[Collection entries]

Segment Open

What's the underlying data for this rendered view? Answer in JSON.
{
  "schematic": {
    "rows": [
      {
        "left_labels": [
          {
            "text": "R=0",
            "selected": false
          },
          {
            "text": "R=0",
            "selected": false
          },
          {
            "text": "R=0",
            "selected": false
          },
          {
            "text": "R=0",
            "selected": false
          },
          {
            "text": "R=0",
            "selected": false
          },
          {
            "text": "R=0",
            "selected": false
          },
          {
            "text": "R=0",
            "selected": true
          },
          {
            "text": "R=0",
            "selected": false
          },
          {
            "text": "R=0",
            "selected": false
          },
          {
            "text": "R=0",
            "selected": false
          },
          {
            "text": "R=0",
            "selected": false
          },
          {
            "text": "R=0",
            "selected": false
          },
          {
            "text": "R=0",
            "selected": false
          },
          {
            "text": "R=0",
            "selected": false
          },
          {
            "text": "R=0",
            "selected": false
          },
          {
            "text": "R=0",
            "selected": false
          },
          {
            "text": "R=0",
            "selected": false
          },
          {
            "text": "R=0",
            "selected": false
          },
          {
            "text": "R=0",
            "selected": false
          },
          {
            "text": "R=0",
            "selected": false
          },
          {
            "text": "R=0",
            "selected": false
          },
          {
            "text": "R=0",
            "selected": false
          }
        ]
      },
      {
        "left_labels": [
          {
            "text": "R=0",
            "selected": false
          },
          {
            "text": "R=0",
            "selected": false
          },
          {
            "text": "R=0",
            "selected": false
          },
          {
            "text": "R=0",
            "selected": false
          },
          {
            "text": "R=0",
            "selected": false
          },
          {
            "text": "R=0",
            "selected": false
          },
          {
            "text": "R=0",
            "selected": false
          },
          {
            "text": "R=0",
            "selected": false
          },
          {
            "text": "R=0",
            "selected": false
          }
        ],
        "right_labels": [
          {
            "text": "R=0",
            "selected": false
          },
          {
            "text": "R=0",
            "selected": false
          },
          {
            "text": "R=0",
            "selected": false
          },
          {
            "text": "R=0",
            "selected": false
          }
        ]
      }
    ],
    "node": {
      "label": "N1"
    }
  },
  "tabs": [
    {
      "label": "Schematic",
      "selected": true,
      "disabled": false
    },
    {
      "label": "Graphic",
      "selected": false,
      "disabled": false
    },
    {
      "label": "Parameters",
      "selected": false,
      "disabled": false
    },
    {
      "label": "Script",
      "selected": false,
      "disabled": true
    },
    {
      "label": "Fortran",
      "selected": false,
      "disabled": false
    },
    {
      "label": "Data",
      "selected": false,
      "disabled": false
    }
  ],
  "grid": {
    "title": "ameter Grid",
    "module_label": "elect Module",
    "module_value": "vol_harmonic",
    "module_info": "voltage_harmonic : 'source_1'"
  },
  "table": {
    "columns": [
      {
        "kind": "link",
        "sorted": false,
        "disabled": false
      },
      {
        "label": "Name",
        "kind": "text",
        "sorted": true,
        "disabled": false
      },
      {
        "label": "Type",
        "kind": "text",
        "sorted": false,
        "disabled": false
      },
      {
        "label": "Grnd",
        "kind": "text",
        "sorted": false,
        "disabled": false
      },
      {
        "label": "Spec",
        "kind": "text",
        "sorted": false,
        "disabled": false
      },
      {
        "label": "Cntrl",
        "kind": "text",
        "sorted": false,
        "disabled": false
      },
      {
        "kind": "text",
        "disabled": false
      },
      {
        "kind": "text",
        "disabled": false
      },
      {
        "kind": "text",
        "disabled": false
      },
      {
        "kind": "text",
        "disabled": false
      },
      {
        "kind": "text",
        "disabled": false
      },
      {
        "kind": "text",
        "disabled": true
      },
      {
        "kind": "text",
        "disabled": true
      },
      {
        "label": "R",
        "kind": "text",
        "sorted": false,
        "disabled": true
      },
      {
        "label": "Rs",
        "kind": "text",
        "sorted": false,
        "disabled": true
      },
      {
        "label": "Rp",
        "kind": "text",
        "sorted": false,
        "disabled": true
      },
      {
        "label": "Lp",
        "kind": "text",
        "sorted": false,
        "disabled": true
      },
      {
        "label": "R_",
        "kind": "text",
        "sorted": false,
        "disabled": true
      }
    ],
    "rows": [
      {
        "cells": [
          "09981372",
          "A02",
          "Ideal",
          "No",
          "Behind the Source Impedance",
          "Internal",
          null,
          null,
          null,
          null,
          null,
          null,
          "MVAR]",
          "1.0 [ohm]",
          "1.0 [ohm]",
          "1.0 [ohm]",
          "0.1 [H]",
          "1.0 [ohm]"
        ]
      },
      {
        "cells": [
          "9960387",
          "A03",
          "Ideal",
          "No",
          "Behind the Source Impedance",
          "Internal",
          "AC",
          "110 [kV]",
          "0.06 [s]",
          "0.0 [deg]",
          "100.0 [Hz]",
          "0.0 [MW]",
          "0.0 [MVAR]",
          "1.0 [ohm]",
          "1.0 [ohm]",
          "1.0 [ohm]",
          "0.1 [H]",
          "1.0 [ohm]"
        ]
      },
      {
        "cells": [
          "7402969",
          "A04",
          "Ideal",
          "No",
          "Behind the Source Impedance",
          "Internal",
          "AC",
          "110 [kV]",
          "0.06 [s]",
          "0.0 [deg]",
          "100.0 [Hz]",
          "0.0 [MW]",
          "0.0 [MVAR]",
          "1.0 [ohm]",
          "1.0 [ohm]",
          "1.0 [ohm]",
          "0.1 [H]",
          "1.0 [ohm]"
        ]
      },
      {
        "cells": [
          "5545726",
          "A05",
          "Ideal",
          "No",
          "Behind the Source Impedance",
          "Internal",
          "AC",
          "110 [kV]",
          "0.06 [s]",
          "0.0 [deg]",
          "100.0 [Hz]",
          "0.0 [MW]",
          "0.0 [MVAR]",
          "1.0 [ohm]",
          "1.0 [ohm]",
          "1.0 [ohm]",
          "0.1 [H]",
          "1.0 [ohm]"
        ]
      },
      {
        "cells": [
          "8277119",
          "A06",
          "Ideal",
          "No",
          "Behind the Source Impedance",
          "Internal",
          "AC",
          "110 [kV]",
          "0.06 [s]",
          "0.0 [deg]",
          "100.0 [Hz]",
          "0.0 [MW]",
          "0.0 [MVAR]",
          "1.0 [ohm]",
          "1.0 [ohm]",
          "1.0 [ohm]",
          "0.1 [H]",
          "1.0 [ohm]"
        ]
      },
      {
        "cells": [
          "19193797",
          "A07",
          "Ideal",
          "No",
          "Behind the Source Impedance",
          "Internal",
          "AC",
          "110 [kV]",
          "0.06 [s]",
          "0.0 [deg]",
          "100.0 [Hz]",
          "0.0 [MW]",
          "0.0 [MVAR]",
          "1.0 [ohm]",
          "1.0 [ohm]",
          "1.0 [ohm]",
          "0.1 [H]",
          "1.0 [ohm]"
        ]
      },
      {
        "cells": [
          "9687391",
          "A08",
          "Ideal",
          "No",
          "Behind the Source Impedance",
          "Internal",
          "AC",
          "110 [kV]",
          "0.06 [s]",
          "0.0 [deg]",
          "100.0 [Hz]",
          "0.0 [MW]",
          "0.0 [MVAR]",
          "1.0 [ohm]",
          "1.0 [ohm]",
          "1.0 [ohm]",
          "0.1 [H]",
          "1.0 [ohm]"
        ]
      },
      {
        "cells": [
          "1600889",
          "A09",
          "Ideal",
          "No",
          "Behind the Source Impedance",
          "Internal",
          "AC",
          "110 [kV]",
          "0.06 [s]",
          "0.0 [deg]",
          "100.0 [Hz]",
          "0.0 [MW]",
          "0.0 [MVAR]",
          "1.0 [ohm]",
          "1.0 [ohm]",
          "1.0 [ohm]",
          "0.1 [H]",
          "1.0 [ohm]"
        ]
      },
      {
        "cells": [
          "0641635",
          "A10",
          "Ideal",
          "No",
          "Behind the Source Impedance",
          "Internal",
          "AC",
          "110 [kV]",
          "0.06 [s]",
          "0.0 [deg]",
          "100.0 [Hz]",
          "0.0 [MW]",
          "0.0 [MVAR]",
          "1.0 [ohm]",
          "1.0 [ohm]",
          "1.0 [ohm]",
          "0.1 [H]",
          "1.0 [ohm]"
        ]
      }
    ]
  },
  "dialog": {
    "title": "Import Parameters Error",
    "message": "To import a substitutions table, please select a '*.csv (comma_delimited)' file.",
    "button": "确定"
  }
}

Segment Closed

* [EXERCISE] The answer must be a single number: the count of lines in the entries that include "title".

* [TASK RESPONSE] 2